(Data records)
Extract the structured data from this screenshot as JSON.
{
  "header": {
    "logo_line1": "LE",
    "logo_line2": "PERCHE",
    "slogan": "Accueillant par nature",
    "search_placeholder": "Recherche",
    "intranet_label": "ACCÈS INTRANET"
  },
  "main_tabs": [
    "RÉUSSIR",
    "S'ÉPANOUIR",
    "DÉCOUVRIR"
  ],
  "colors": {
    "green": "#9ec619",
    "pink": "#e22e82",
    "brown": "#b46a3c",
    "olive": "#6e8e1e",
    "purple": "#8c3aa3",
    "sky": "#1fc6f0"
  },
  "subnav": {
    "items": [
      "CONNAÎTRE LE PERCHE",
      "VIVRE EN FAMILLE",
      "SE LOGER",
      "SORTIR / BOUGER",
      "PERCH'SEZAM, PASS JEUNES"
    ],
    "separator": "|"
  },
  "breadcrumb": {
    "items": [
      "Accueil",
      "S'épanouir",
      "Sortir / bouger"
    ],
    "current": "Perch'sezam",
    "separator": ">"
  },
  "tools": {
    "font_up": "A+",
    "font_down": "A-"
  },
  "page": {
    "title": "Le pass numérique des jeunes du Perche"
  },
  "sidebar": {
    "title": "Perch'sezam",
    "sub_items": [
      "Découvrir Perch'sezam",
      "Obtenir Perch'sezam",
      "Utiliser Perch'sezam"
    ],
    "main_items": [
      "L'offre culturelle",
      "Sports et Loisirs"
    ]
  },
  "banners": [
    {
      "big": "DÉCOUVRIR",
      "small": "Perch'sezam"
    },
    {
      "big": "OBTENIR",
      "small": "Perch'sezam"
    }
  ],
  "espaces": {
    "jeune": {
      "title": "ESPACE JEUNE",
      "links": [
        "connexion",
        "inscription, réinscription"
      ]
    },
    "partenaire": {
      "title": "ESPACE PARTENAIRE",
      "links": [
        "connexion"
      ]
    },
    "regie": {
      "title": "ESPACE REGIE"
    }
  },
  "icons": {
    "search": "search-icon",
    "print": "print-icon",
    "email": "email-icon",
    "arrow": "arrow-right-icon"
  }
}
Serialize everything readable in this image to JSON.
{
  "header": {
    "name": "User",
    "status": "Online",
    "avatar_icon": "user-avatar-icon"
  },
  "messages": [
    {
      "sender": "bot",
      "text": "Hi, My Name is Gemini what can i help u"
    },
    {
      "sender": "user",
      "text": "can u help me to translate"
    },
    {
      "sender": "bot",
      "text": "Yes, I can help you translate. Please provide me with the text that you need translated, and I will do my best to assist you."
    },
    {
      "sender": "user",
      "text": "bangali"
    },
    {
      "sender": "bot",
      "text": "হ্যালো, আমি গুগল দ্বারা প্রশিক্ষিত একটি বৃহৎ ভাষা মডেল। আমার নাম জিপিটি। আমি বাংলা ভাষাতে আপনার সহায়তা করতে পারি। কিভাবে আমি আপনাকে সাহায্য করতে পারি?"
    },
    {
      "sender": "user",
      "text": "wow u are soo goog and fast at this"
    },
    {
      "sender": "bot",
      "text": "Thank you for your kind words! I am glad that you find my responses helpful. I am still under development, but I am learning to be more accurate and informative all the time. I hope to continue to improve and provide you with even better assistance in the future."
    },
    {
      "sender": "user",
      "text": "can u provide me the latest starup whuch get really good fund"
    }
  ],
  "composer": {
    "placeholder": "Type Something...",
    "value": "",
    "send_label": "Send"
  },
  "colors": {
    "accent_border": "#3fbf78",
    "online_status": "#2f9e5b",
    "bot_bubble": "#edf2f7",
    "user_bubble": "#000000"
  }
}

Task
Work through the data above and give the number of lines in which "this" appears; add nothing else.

Response to the exercise
3